▸ Goal of the exercise
For the records below, tally the lines that contain "name" and give only that number.

▸ Data supplied
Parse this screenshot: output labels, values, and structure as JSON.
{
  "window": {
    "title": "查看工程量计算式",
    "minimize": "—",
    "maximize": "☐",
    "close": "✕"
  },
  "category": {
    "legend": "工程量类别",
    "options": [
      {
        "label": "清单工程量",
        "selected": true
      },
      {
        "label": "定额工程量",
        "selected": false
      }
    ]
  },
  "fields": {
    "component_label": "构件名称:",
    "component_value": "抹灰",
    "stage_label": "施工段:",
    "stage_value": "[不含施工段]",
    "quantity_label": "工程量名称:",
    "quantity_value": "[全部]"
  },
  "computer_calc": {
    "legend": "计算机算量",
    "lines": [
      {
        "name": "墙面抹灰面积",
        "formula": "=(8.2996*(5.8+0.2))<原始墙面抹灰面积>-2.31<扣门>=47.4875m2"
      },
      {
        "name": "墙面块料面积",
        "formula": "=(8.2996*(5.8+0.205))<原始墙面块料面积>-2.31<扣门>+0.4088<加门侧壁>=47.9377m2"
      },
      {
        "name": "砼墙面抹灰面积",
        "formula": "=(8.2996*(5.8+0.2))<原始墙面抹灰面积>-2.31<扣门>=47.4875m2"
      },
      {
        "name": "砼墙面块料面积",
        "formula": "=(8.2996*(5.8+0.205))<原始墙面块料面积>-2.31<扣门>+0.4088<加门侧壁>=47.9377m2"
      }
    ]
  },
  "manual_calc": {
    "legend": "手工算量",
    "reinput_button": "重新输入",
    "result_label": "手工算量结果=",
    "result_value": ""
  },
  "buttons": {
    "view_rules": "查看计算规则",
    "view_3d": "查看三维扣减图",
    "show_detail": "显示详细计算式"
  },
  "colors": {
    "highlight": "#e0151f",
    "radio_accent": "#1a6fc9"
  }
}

▸ Worked solution
4